'''

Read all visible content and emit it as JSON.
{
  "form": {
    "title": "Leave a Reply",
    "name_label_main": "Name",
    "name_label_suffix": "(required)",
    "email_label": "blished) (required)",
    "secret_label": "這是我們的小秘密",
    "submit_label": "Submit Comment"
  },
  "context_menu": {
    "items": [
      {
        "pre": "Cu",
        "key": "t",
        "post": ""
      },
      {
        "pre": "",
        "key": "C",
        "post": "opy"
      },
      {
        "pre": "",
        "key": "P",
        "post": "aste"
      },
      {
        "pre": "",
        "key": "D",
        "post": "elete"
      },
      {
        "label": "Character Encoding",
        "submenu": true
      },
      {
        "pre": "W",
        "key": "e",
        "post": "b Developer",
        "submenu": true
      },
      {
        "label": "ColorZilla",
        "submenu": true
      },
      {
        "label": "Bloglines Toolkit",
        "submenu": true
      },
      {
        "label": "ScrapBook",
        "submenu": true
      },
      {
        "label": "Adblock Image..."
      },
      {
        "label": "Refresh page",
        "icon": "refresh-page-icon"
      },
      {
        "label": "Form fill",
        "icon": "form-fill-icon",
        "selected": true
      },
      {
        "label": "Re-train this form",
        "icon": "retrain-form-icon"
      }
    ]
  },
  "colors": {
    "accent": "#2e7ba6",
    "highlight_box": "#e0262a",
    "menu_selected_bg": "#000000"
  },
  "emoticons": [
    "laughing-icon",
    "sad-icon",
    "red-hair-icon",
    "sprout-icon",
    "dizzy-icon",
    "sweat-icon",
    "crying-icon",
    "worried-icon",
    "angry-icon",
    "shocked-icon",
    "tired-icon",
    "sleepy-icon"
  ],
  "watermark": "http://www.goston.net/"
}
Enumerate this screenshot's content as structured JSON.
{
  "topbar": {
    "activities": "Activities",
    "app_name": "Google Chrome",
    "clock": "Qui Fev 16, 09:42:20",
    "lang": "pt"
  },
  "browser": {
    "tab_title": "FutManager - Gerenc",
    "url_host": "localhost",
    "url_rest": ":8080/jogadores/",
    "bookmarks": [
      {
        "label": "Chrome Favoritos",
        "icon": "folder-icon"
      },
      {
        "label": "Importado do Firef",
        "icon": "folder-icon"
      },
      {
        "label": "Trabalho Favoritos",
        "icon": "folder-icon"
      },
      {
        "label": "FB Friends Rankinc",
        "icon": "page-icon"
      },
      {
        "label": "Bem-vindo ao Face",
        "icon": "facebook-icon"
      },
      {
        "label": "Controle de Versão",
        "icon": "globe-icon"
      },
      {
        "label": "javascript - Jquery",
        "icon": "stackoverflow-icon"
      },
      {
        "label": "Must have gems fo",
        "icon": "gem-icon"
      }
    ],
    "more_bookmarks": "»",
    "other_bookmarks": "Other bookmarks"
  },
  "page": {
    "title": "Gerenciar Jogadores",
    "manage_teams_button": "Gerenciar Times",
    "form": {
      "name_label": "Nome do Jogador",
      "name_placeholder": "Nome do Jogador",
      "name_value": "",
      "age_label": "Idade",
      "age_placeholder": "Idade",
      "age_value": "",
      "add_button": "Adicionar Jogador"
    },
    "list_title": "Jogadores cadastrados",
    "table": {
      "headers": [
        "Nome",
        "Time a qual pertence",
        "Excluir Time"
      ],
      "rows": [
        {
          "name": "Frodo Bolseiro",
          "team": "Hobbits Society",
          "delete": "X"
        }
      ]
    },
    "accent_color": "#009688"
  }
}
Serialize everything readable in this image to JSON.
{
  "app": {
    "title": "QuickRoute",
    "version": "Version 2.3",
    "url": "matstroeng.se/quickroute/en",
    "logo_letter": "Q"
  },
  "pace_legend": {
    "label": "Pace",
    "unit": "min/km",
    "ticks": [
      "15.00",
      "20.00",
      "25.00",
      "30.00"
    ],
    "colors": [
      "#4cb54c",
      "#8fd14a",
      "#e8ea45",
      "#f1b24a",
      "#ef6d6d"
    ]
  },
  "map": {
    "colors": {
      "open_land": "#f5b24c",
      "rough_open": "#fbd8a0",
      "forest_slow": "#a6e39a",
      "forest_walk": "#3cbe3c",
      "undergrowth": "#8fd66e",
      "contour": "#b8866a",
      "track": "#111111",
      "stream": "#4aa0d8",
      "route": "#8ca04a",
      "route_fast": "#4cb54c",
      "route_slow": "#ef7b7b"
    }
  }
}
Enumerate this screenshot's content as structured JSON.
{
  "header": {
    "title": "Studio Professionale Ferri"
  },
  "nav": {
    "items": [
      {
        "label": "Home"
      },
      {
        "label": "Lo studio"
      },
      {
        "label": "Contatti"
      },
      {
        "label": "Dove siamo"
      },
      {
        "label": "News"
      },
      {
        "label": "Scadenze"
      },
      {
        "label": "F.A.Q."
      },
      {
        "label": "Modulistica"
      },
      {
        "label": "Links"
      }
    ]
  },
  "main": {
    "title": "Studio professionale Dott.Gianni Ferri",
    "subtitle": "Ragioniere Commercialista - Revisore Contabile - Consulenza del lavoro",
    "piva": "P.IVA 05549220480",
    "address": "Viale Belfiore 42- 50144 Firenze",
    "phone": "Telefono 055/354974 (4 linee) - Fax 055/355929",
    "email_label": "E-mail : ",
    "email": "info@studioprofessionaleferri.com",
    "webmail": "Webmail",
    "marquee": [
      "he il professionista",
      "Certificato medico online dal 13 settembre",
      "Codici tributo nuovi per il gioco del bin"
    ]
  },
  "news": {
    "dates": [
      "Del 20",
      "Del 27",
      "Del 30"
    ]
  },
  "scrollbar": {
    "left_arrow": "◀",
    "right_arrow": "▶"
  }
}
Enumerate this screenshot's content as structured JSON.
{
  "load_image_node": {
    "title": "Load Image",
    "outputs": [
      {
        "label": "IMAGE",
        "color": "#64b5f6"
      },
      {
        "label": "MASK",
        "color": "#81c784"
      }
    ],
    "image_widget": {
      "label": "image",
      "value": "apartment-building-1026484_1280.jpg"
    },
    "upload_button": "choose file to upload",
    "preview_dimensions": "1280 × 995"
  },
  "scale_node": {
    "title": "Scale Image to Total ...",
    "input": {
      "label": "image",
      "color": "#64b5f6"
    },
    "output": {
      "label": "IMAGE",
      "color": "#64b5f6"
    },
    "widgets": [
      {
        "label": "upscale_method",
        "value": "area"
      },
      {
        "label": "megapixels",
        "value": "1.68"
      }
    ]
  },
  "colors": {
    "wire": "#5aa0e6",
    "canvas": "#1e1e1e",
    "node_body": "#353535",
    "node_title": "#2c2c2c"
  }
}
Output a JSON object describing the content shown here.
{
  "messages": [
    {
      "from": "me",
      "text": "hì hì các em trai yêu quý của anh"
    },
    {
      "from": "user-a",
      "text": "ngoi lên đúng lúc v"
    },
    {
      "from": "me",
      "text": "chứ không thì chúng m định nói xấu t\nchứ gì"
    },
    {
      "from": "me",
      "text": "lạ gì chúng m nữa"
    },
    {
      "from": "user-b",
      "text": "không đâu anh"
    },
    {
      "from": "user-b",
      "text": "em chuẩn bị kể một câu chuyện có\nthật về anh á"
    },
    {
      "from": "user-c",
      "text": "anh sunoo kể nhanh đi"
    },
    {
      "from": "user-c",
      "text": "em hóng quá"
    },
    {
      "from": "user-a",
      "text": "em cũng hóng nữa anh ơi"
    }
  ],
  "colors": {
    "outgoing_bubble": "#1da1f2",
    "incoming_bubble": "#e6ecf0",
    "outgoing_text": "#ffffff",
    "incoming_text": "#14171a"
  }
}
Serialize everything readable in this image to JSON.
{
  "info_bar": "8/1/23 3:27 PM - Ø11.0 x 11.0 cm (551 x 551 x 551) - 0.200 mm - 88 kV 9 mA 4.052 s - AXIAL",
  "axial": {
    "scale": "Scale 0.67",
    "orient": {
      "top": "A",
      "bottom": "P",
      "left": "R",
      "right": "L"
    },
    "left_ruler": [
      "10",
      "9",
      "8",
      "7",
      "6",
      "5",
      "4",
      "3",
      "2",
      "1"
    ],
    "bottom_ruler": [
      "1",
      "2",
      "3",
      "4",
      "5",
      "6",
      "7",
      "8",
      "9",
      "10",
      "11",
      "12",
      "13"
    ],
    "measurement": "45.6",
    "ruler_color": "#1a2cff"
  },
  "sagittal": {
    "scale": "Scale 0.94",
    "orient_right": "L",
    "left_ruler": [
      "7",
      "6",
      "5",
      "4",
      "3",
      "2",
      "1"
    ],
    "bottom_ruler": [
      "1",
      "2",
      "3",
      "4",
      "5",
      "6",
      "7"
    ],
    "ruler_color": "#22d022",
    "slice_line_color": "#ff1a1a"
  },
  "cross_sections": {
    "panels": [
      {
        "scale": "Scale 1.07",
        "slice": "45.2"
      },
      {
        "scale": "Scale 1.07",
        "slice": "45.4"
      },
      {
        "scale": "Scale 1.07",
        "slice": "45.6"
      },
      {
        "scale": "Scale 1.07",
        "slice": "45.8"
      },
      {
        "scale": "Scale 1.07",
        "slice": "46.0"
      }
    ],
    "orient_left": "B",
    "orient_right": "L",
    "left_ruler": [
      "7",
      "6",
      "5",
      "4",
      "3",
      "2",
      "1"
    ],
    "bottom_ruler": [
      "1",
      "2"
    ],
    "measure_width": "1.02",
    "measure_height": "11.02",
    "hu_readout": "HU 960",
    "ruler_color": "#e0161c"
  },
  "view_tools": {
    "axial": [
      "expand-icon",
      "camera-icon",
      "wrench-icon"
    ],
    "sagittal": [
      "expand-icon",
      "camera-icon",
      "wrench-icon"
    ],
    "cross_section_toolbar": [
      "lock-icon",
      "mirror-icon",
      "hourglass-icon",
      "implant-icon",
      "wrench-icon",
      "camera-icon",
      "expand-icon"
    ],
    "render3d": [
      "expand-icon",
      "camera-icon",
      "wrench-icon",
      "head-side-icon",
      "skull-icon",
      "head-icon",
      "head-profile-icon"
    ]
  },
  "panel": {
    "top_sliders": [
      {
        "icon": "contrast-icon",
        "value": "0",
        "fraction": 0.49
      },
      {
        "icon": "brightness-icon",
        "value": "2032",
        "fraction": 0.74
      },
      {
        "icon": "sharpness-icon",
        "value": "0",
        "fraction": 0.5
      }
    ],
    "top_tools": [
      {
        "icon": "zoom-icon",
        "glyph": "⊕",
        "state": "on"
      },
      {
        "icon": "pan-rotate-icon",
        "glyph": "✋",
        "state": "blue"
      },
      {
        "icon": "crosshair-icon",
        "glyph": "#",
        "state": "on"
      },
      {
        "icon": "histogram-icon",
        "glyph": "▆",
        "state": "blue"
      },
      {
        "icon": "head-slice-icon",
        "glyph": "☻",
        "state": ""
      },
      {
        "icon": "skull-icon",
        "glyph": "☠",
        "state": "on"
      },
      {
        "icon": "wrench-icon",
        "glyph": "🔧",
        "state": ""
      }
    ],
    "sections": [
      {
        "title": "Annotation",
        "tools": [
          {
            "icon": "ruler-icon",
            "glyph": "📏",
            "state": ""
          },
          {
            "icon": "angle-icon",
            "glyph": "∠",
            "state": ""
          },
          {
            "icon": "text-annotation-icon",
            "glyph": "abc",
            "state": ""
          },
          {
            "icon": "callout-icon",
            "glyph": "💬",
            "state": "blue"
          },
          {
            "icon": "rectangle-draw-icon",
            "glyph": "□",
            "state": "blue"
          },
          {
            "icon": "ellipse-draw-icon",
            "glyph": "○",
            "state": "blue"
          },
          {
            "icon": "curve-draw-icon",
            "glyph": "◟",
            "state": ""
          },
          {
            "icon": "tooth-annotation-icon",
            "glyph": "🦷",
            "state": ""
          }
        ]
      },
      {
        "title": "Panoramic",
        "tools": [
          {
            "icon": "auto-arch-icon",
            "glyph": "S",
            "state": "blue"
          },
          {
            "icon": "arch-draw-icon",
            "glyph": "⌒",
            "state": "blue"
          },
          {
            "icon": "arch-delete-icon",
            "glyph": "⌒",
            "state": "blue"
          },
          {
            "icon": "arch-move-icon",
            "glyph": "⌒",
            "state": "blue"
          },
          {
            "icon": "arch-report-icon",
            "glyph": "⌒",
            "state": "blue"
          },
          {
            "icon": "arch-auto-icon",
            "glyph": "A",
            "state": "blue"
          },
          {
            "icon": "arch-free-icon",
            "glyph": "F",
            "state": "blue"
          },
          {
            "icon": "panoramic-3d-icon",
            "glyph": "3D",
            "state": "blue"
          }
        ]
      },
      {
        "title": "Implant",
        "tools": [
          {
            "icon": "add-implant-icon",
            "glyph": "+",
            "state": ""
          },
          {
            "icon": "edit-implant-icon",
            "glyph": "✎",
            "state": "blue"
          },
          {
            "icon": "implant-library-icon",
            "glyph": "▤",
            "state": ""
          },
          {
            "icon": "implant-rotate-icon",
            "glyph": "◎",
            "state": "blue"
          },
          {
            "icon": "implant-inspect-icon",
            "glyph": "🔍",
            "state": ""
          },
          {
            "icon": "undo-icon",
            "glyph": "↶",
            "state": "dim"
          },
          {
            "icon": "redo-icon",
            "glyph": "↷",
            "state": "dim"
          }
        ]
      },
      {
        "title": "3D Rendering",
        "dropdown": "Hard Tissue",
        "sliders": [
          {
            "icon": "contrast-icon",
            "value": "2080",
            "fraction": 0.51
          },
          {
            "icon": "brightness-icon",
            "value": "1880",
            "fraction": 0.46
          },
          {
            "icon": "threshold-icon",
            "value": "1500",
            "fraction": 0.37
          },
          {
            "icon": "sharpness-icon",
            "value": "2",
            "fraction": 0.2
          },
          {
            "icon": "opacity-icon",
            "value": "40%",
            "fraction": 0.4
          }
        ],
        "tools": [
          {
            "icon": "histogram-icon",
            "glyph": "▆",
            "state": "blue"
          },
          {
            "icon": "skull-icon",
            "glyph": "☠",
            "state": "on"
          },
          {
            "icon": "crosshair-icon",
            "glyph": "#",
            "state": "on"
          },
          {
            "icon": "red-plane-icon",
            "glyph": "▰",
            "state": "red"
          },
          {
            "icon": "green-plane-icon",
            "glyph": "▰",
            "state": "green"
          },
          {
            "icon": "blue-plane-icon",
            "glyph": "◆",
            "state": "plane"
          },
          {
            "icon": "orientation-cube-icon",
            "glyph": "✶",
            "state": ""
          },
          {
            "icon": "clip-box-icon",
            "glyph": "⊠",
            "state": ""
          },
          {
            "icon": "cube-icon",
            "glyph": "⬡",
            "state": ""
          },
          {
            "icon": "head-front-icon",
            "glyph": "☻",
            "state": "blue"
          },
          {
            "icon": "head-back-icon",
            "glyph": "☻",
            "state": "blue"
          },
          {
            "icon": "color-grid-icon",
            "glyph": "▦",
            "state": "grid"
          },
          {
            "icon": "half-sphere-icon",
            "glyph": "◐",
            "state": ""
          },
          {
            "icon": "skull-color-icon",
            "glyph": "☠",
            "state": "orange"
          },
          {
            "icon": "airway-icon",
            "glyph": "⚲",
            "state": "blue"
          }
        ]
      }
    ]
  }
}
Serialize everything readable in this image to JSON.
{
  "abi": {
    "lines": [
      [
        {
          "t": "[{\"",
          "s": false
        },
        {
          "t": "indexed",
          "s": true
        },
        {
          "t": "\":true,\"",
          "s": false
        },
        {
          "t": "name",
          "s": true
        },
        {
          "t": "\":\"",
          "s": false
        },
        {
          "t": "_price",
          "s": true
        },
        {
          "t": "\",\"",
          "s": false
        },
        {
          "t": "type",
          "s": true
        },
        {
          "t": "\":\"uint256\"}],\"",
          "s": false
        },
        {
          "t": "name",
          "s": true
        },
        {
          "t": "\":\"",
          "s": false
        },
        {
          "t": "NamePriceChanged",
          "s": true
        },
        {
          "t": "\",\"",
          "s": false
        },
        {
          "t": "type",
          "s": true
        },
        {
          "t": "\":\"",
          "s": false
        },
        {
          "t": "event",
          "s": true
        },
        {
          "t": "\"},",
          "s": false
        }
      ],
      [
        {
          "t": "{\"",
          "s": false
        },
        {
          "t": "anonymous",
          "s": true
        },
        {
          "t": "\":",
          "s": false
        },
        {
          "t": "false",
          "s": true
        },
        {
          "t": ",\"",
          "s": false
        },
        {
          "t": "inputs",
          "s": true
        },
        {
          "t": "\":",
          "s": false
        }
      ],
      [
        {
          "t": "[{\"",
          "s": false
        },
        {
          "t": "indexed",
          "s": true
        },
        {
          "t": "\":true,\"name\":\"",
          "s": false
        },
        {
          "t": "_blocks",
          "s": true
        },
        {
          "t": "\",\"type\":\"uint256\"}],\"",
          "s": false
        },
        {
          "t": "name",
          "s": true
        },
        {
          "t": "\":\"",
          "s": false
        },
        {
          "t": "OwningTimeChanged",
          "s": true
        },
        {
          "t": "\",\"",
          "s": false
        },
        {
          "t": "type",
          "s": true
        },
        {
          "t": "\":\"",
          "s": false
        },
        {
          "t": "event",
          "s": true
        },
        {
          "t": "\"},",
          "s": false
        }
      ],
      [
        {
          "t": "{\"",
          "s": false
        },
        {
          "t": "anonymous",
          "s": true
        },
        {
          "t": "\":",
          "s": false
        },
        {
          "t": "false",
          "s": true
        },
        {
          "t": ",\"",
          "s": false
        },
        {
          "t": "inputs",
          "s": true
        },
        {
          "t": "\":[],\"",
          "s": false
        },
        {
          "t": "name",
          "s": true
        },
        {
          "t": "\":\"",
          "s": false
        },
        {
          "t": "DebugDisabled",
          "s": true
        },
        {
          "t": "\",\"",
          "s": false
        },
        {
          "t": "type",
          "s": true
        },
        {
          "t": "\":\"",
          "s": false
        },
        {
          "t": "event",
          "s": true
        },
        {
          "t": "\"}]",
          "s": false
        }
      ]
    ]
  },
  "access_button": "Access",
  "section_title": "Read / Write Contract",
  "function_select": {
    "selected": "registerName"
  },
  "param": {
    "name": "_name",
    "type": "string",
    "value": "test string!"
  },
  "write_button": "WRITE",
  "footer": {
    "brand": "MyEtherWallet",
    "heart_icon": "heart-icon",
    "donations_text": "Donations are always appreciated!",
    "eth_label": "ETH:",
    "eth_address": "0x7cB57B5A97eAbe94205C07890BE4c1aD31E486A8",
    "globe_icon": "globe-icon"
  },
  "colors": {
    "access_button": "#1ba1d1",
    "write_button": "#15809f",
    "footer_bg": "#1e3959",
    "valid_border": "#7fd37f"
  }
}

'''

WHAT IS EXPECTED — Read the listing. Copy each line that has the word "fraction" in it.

SOLUTION BELOW —
        "fraction": 0.49
        "fraction": 0.74
        "fraction": 0.5
            "fraction": 0.51
            "fraction": 0.46
            "fraction": 0.37
            "fraction": 0.2
            "fraction": 0.4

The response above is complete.